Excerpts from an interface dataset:
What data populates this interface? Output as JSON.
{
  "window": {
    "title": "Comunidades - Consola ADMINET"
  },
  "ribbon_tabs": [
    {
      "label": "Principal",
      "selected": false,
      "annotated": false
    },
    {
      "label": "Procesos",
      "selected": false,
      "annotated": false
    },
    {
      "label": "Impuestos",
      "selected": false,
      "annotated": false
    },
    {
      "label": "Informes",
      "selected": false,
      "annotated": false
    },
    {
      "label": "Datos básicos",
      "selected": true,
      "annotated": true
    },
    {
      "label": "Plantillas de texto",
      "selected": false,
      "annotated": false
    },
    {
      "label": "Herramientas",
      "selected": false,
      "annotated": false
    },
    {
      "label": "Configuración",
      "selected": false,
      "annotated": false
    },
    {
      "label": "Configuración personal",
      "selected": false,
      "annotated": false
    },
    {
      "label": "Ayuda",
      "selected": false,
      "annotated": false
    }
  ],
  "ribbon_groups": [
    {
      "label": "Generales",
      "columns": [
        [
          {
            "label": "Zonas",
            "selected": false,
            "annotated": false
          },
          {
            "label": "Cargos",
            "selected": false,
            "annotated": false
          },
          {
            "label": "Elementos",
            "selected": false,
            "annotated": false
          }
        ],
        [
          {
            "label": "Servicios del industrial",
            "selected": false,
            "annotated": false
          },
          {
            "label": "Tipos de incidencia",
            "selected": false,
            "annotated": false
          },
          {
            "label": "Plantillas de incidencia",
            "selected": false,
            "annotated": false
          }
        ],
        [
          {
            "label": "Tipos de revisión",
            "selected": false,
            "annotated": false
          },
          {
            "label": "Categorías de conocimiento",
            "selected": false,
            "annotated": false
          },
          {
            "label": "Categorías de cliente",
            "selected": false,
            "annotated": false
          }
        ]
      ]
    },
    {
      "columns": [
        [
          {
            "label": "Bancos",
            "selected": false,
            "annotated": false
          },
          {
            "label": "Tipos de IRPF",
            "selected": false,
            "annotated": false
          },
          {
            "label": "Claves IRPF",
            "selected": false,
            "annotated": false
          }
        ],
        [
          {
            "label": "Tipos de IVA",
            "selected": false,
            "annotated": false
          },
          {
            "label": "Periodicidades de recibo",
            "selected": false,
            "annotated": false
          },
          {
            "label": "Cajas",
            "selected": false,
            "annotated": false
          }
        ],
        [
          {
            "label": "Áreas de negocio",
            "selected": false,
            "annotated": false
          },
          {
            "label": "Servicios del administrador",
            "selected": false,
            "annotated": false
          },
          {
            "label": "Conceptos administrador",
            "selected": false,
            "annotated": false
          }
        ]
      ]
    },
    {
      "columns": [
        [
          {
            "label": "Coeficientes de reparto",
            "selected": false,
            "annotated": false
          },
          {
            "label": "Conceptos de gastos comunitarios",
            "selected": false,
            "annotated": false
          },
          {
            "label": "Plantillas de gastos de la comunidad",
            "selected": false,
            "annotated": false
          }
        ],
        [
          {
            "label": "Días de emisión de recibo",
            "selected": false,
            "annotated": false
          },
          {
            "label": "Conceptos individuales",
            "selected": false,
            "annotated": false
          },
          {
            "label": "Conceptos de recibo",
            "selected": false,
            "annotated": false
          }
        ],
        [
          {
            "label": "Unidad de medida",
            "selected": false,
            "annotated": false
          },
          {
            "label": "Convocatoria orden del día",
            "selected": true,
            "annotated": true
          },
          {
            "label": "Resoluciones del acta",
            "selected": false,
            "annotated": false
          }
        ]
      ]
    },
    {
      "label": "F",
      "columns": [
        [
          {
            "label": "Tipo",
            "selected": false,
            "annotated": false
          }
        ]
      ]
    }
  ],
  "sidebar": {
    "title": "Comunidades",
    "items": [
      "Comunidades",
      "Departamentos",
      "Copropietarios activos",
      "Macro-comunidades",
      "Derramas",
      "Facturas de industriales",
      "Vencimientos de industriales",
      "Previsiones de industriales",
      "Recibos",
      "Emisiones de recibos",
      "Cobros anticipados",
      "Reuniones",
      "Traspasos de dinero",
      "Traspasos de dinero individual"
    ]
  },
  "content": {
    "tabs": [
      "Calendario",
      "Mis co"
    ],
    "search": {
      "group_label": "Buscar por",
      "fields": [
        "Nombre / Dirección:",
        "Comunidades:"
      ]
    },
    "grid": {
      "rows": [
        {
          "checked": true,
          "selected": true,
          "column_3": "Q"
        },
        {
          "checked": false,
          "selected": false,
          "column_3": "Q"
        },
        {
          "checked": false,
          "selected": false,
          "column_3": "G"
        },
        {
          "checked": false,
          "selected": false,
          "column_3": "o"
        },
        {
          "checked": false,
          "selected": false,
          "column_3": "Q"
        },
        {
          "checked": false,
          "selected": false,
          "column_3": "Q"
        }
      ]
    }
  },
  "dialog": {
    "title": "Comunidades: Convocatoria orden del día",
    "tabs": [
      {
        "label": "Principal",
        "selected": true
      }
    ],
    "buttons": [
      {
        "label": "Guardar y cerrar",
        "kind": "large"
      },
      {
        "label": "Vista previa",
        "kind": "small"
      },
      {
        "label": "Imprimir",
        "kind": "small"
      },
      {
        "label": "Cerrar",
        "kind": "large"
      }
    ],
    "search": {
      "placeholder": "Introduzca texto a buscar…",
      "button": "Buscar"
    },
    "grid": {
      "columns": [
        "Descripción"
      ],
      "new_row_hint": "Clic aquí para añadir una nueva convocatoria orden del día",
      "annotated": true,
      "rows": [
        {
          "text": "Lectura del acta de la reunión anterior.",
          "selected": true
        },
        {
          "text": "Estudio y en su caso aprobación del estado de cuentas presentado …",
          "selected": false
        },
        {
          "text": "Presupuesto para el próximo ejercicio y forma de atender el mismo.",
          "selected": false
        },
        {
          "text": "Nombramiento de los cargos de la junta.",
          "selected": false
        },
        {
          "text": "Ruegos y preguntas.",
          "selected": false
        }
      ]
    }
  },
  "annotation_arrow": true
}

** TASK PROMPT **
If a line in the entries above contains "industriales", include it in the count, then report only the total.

** EXPECTED OUTPUT **
3